Thank you for sharing your thoughts on this. I was starting to think I was the only one who didn’t think this passage was a reference to Satan. When it comes up and I share this point of view with others, I get strange looks!
I also don’t see Ezekiel 28:12-19 as a reference to Satan. I’m curious, what is your view on that passage?
Yes, Ezekiel 28 is understood similarly.
He may or may not be. But we do know that the king of Babylon was the original point of Isaiah.
Thank you for confirming my minority view. I have always wondered how intelligent, learned, biblically sound interpreters have been able to miss the implications of the context. Very well explained, and IMHO, irrefutable.
Yes, it’s possible; however, there is an important principle in hermeneutics, as well as in philosophy, theology, science, etc., called Ockham’s Razor (also called Occam’s Razor but, since it’s named for William of Ockham, I prefer Ockham’s Razor). This principle states that we shouldn’t posit more explanatory elements than necessary. What this implies is that, if there is a primary meaning of a passage which is clear, such as the passages in Isaiah and Ezekiel being about earthly kings–as is eminently clear, then we need further evidence in support of a secondary meaning before we are epistemically justified in positing such; after all, we can’t just come up with whatever we like and say that a passage is supporting that idea. In hermeneutics that is called eisegesis, reading into the text our ideas, and we should be engaged in exegesis, reading the intended meaning out of the passages, instead.
I felt the same.
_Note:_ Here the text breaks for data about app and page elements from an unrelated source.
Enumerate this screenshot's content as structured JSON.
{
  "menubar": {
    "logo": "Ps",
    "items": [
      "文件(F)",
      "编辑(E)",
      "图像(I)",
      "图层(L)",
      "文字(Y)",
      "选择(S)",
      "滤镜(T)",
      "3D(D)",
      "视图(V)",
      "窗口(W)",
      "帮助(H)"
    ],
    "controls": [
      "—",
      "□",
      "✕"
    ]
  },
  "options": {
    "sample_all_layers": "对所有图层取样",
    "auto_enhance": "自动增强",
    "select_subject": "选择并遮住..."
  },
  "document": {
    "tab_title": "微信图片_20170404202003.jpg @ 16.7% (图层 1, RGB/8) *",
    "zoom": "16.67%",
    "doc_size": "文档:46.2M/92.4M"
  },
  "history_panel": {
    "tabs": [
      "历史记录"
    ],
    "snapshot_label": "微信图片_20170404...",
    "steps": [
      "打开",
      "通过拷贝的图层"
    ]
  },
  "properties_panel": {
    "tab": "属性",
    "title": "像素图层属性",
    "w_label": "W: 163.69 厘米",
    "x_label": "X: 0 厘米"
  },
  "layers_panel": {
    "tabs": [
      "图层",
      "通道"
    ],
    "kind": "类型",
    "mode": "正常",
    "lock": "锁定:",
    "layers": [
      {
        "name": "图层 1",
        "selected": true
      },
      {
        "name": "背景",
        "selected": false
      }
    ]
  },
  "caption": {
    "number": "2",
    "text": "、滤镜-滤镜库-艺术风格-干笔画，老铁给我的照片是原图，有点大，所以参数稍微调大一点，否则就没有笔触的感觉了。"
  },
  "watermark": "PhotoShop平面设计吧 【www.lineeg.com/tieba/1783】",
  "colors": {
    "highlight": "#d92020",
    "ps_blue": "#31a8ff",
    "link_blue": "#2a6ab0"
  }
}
I’ve been telling people about these passages in Isaiah and Ezekiel for nearly a decade now, as well as about how most Christians get these passages wrong, or at least add to them.